Simple Menu Items that we generally like to have:
- Breakfast: Instant oatmeal with an apple or bagel
- Lunch: Sandwiches made at home using tortilla wraps
- Dinner: Beef and Vegetable Stir-fry with couscous
- Snacks: Trail mix and beef jerky
- Hot Cocoa/tea
All menu items should be based upon how much weight you are carrying, how many days the food needs to last, and the number of people that are on your trip. For long trips we suggest getting dehydrated food so that it lasts and is light-weight. You can dehydrate your own food in a dehydrator or buy pre-made meals at any backpacking store (although they can be expensive).
Cooking gear is also an important part of the process and you will need these:
- Stove: for backpacking you will need a lightweight gas or propane stove. For car-camping you can get away with any portable cooking stove. Always bring more fuel then you think you will need.
- Cooking Utensils: Try to pack as light as possible and only include what you need. A deep frying pan can serve as both a frying pan and a pot to boil water. Also many lightweight kits are available.
- Cooking tools: small containers of oil, seasonings, and eating utensils are necessary
- Bear Bag: You need a bag and enough rope to store your food in a tree while you are sleeping or away from camp. Always set-up some distance from camp as well. Most of the reason is to keep small critters from getting to your food.
- Water-purification system: either a water-filter or iodine tablets are needed for your daily water intake. For most meals you can boil the water, however boiling water for your drinking needs uses too much fuel.
Leave No Trace
Practicing Leave No Trace ethics when in the backcountry is the right thing to do. Please help preserve these wonderful areas by making sure that you pick up all trash, dismantle fire-pits, camp in low-impact spots, bury all waste that you cannot bring out with you, and overall be respectful of nature and others. Please check out the Leave No Trace website at: http://www.lnt.org/
Backpacking in Colorado is one of the reasons so many of us can’t leave the state. The enormous amount of trails and sights to be seen can keep you occupied for a good chunk of your life. We hope that you get out and spend some time enjoying the outdoors as much as we do. As always any Alpine Club officer is available to help you with any questions and the club hosts several trips a year.

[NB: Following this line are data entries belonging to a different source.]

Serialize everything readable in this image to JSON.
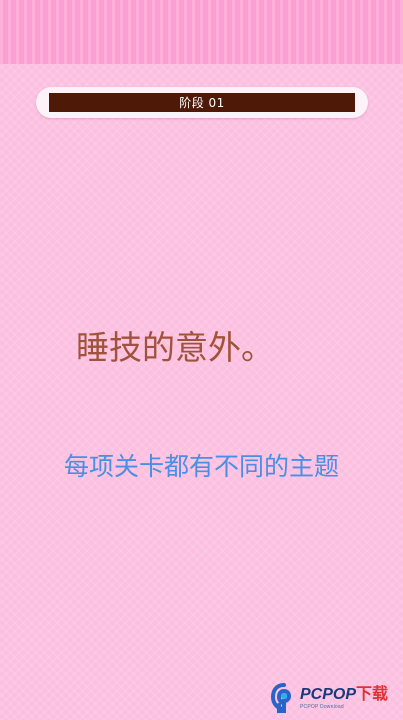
{
  "header": {
    "stage_label": "阶段 01"
  },
  "main": {
    "title": "睡技的意外。",
    "subtitle": "每项关卡都有不同的主题"
  },
  "watermark": {
    "brand": "PCPOP",
    "brand_suffix": "下载",
    "tagline": "PCPOP Download",
    "icon": "pcpop-logo-icon"
  },
  "colors": {
    "background": "#fcbfe0",
    "banner": "#fb9fd2",
    "stage_bar": "#4e1a07",
    "title_text": "#a0523a",
    "subtitle_text": "#4a8fe6"
  }
}
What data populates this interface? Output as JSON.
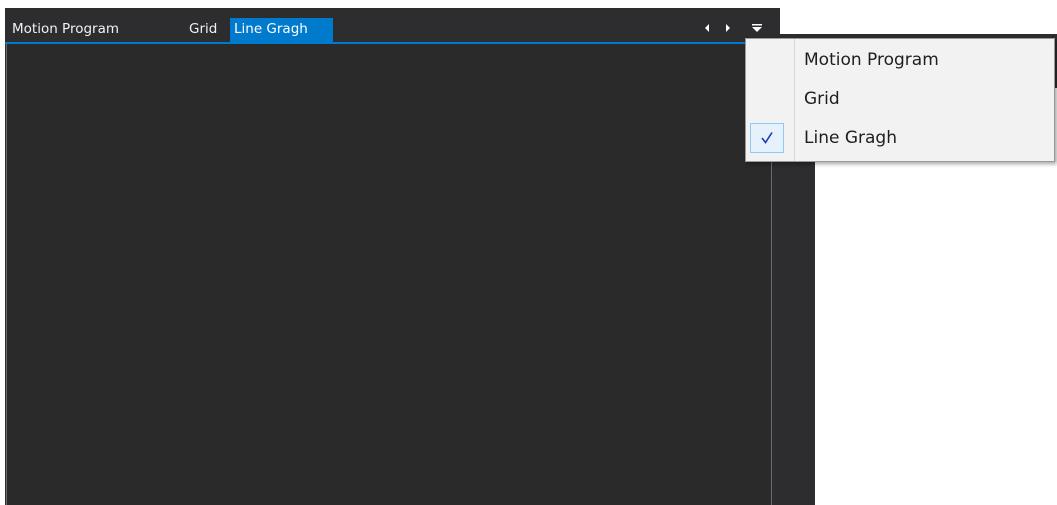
{
  "tabs": [
    {
      "label": "Motion Program",
      "active": false
    },
    {
      "label": "Grid",
      "active": false
    },
    {
      "label": "Line Gragh",
      "active": true
    }
  ],
  "nav": {
    "prev_icon": "caret-left-icon",
    "next_icon": "caret-right-icon",
    "menu_icon": "caret-down-icon"
  },
  "menu": {
    "items": [
      {
        "label": "Motion Program",
        "checked": false
      },
      {
        "label": "Grid",
        "checked": false
      },
      {
        "label": "Line Gragh",
        "checked": true
      }
    ],
    "check_icon": "checkmark-icon"
  },
  "colors": {
    "panel_bg": "#2d2d30",
    "content_bg": "#2a2a2a",
    "accent": "#007acc",
    "menu_bg": "#f2f2f2",
    "check_bg": "#e5f1fb",
    "check_fg": "#1c39bb"
  }
}
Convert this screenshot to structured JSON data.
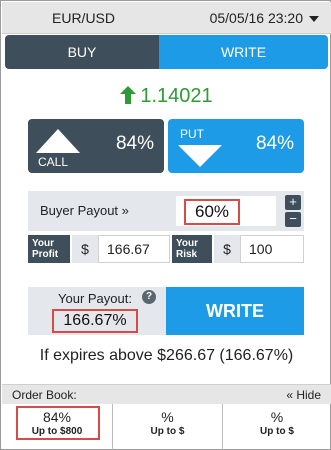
{
  "header": {
    "pair": "EUR/USD",
    "datetime": "05/05/16 23:20"
  },
  "tabs": [
    {
      "label": "BUY"
    },
    {
      "label": "WRITE"
    }
  ],
  "price": {
    "value": "1.14021"
  },
  "options": {
    "call": {
      "label": "CALL",
      "percent": "84%"
    },
    "put": {
      "label": "PUT",
      "percent": "84%"
    }
  },
  "buyer_payout": {
    "label": "Buyer Payout »",
    "value": "60%",
    "plus": "+",
    "minus": "−"
  },
  "profit": {
    "label_line1": "Your",
    "label_line2": "Profit",
    "currency": "$",
    "value": "166.67"
  },
  "risk": {
    "label_line1": "Your",
    "label_line2": "Risk",
    "currency": "$",
    "value": "100"
  },
  "your_payout": {
    "label": "Your Payout:",
    "help": "?",
    "value": "166.67%"
  },
  "write_button": {
    "label": "WRITE"
  },
  "expires_text": "If expires above $266.67 (166.67%)",
  "order_book": {
    "label": "Order Book:",
    "hide": "« Hide",
    "entries": [
      {
        "percent": "84%",
        "sub": "Up to $800"
      },
      {
        "percent": "%",
        "sub": "Up to $"
      },
      {
        "percent": "%",
        "sub": "Up to $"
      }
    ]
  },
  "colors": {
    "dark": "#3f4e5b",
    "blue": "#1e9be6",
    "green": "#2d9b36",
    "highlight": "#d84b4b"
  }
}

Happy hiking!
- Equipment: Wilderness Exchange has great deals on all camping/backpacking gear with a very knowledgeable staff. http://www.wildernessexchangeunlimited.com/
- US Forest Service: http://www.fs.fed.us/r2/